The new store sells paper books, ebook, and even audiobooks (when available).
The ebooks are being sold globally in all markets where HC has the rights, but the audiobooks and paper books are only available to US customers. In addition to selling the books, HC also links to other retailers who also offer HC titles. This includes retailers outside of the US.
The store also offers previews of upcoming titles as well as the option to pre-order the book. Readers will also find author tour and appearance information, and sweepstakes featuring partner prizes.
“Our mission as a 21st century publisher is to connect authors and readers,” said Angela Tribelli, chief marketing officer. “The elegant, consumer-centric design of the site provides an innovative platform for our authors that will boost the discoverability of their books, drive sales, and—ultimately—launch writing careers.”
Like the Narnia.com store, the ebooks sold on HarperCollins.com can be read in the HarperCollins -branded apps for iOS and Android, and they can also be downloaded to a PC and transferred to a compatible ebook reader.
Based on the few minutes I spent checking price, HarperCollins is pricing some titles competitively and others at full price.
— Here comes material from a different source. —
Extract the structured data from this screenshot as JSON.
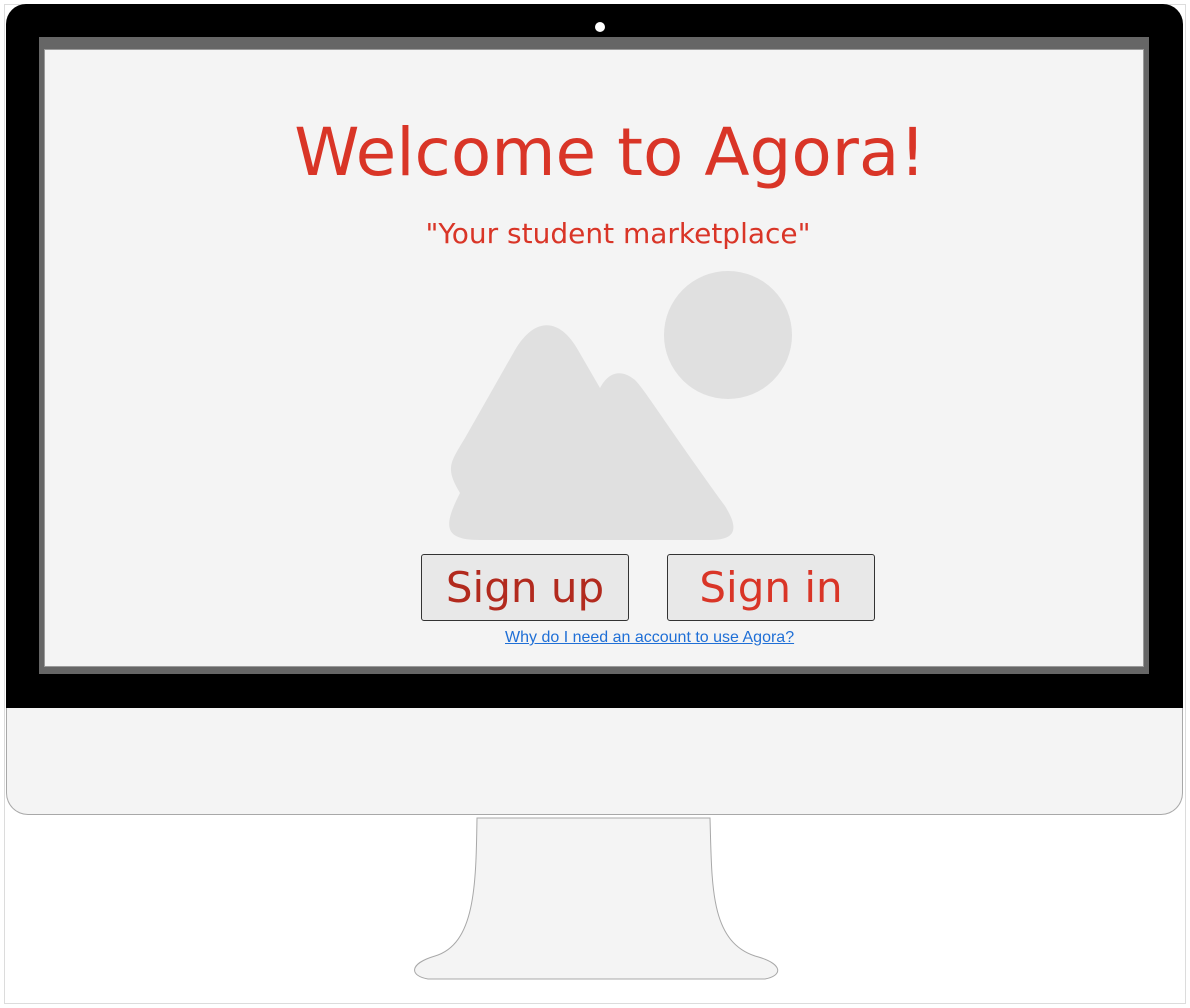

That is much the same pricing policy as Amazon and other ebook retailers, and in fact HC sometimes beat the Amazon price.
HarperCollins is one of a number of publishers, including RosettaBooks and Hachette, that are trying to forge a direct retail connection with readers in the hopes of bypassing or at least lessening the impact of the Kindle Store. Given the inconvenience of HarperCollins’s new store, I don’t think they will have much luck in loosening Amazon’s grip on their pocketbook – at least not directly. But if HC were to start emphasizing links to other retailers, they might be able to lessen Amazon’s market share.
It would be a roundabout solution, but it’s still better than the alternative.